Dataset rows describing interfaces
===
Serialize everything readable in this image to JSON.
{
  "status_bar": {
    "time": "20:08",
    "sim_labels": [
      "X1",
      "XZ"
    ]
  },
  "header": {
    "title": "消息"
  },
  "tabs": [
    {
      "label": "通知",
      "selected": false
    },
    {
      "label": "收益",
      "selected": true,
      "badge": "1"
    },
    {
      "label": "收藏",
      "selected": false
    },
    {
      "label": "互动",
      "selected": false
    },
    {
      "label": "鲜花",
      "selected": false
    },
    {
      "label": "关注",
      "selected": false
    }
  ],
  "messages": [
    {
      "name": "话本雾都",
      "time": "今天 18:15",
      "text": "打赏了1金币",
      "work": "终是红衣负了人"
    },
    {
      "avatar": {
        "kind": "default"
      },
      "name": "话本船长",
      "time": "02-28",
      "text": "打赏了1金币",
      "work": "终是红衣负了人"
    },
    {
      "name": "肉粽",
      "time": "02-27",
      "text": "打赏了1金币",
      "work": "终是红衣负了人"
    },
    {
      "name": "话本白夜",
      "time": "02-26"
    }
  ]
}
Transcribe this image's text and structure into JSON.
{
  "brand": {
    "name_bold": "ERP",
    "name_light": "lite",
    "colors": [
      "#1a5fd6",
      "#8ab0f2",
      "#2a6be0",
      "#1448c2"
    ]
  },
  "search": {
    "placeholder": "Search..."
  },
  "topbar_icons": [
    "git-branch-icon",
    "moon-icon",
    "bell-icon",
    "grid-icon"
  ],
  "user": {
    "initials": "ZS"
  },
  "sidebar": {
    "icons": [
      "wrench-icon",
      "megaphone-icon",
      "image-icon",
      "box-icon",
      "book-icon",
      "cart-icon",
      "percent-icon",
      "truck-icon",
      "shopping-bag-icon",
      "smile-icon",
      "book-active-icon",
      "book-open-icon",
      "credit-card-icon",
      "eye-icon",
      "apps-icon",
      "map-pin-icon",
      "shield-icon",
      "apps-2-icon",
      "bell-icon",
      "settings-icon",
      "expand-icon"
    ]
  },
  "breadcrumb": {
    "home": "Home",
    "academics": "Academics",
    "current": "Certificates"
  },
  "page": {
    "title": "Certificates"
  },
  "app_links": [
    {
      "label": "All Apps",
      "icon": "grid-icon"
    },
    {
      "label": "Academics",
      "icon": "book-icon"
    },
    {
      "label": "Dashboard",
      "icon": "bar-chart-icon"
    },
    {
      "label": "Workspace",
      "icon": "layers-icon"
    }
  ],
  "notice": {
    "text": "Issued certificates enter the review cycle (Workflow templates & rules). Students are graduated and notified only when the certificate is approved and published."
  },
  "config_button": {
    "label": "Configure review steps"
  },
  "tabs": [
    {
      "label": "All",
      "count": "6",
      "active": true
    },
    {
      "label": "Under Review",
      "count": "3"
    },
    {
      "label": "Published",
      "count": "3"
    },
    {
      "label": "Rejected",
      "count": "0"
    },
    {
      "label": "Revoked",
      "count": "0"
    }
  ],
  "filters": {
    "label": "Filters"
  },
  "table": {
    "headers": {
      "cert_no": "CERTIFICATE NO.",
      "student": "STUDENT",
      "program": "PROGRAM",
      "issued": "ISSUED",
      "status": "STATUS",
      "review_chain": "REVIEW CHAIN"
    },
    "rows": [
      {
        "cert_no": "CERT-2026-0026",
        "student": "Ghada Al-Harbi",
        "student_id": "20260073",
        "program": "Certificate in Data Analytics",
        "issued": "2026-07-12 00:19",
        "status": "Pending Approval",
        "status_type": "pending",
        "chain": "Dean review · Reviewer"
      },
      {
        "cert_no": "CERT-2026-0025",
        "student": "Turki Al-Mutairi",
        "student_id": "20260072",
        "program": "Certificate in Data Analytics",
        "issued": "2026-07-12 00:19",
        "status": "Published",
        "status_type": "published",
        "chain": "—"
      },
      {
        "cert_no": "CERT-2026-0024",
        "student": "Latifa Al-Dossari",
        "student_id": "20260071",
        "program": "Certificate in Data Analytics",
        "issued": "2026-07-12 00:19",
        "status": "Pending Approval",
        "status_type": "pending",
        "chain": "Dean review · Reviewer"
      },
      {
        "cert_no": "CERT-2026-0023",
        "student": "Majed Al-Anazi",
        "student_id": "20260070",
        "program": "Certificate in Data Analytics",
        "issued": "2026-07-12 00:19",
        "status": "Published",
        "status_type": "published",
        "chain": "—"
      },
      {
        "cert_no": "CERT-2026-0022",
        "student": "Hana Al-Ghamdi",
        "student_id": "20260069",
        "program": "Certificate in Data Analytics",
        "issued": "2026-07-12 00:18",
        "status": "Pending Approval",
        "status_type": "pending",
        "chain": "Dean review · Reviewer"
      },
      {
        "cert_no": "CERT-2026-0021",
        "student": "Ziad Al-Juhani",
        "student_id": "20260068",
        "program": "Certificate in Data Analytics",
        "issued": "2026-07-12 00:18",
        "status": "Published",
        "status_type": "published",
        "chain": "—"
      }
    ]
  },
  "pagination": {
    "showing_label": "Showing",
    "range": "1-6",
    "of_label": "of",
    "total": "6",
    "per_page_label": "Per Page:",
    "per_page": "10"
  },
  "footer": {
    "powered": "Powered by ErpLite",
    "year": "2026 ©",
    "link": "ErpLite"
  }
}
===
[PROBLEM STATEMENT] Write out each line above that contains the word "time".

[WRITTEN RESPONSE]
    "time": "20:08",
      "time": "今天 18:15",
      "time": "02-28",
      "time": "02-27",
      "time": "02-26"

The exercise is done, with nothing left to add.